▸ TASK DETAILS: All of the lines below should be printed again exactly as they are.

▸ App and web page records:
══════

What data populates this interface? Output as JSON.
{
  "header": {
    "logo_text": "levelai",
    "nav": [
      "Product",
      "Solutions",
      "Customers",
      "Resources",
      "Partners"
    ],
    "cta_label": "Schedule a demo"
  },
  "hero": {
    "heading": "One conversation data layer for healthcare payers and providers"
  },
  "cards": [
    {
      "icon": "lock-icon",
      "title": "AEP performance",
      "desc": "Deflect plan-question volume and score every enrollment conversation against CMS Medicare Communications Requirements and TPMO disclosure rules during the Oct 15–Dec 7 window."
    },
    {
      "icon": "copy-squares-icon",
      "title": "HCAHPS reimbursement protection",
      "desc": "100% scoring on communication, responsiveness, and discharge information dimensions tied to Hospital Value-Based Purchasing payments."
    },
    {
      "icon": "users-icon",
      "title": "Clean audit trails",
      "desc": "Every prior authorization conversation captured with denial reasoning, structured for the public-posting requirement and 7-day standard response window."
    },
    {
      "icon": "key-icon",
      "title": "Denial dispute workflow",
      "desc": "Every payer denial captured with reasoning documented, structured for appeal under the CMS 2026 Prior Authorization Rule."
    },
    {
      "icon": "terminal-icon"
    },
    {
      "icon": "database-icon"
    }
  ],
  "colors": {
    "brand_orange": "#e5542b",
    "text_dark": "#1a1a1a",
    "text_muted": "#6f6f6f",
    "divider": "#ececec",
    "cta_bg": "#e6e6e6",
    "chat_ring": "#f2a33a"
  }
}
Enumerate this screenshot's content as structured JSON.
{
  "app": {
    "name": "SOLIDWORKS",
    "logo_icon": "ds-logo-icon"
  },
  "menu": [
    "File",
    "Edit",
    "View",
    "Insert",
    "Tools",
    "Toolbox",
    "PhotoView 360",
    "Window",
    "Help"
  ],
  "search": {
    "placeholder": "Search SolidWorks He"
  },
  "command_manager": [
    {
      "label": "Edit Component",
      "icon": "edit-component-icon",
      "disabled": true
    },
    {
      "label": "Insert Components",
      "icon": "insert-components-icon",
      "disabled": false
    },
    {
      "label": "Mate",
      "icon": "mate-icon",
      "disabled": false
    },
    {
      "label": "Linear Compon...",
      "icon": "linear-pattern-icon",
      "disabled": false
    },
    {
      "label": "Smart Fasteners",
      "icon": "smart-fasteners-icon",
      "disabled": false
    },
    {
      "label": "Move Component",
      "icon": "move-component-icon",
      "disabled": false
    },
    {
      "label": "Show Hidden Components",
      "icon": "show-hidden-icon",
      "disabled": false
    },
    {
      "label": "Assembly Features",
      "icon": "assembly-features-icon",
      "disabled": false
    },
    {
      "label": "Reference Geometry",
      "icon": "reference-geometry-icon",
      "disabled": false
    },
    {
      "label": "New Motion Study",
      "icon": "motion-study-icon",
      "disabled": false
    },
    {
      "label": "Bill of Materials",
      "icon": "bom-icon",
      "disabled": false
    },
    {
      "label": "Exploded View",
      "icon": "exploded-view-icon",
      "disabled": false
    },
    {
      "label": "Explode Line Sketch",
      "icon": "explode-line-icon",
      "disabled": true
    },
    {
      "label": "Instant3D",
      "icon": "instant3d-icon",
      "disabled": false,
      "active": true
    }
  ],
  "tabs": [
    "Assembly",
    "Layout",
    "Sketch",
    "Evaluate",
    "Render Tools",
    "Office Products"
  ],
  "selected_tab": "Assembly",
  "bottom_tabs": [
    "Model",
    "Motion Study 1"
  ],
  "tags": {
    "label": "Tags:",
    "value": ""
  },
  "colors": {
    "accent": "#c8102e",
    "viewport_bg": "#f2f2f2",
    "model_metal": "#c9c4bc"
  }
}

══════

▸ RESPONSE TO THIS TASK:
What data populates this interface? Output as JSON.
{
  "header": {
    "logo_text": "levelai",
    "nav": [
      "Product",
      "Solutions",
      "Customers",
      "Resources",
      "Partners"
    ],
    "cta_label": "Schedule a demo"
  },
  "hero": {
    "heading": "One conversation data layer for healthcare payers and providers"
  },
  "cards": [
    {
      "icon": "lock-icon",
      "title": "AEP performance",
      "desc": "Deflect plan-question volume and score every enrollment conversation against CMS Medicare Communications Requirements and TPMO disclosure rules during the Oct 15–Dec 7 window."
    },
    {
      "icon": "copy-squares-icon",
      "title": "HCAHPS reimbursement protection",
      "desc": "100% scoring on communication, responsiveness, and discharge information dimensions tied to Hospital Value-Based Purchasing payments."
    },
    {
      "icon": "users-icon",
      "title": "Clean audit trails",
      "desc": "Every prior authorization conversation captured with denial reasoning, structured for the public-posting requirement and 7-day standard response window."
    },
    {
      "icon": "key-icon",
      "title": "Denial dispute workflow",
      "desc": "Every payer denial captured with reasoning documented, structured for appeal under the CMS 2026 Prior Authorization Rule."
    },
    {
      "icon": "terminal-icon"
    },
    {
      "icon": "database-icon"
    }
  ],
  "colors": {
    "brand_orange": "#e5542b",
    "text_dark": "#1a1a1a",
    "text_muted": "#6f6f6f",
    "divider": "#ececec",
    "cta_bg": "#e6e6e6",
    "chat_ring": "#f2a33a"
  }
}
Enumerate this screenshot's content as structured JSON.
{
  "app": {
    "name": "SOLIDWORKS",
    "logo_icon": "ds-logo-icon"
  },
  "menu": [
    "File",
    "Edit",
    "View",
    "Insert",
    "Tools",
    "Toolbox",
    "PhotoView 360",
    "Window",
    "Help"
  ],
  "search": {
    "placeholder": "Search SolidWorks He"
  },
  "command_manager": [
    {
      "label": "Edit Component",
      "icon": "edit-component-icon",
      "disabled": true
    },
    {
      "label": "Insert Components",
      "icon": "insert-components-icon",
      "disabled": false
    },
    {
      "label": "Mate",
      "icon": "mate-icon",
      "disabled": false
    },
    {
      "label": "Linear Compon...",
      "icon": "linear-pattern-icon",
      "disabled": false
    },
    {
      "label": "Smart Fasteners",
      "icon": "smart-fasteners-icon",
      "disabled": false
    },
    {
      "label": "Move Component",
      "icon": "move-component-icon",
      "disabled": false
    },
    {
      "label": "Show Hidden Components",
      "icon": "show-hidden-icon",
      "disabled": false
    },
    {
      "label": "Assembly Features",
      "icon": "assembly-features-icon",
      "disabled": false
    },
    {
      "label": "Reference Geometry",
      "icon": "reference-geometry-icon",
      "disabled": false
    },
    {
      "label": "New Motion Study",
      "icon": "motion-study-icon",
      "disabled": false
    },
    {
      "label": "Bill of Materials",
      "icon": "bom-icon",
      "disabled": false
    },
    {
      "label": "Exploded View",
      "icon": "exploded-view-icon",
      "disabled": false
    },
    {
      "label": "Explode Line Sketch",
      "icon": "explode-line-icon",
      "disabled": true
    },
    {
      "label": "Instant3D",
      "icon": "instant3d-icon",
      "disabled": false,
      "active": true
    }
  ],
  "tabs": [
    "Assembly",
    "Layout",
    "Sketch",
    "Evaluate",
    "Render Tools",
    "Office Products"
  ],
  "selected_tab": "Assembly",
  "bottom_tabs": [
    "Model",
    "Motion Study 1"
  ],
  "tags": {
    "label": "Tags:",
    "value": ""
  },
  "colors": {
    "accent": "#c8102e",
    "viewport_bg": "#f2f2f2",
    "model_metal": "#c9c4bc"
  }
}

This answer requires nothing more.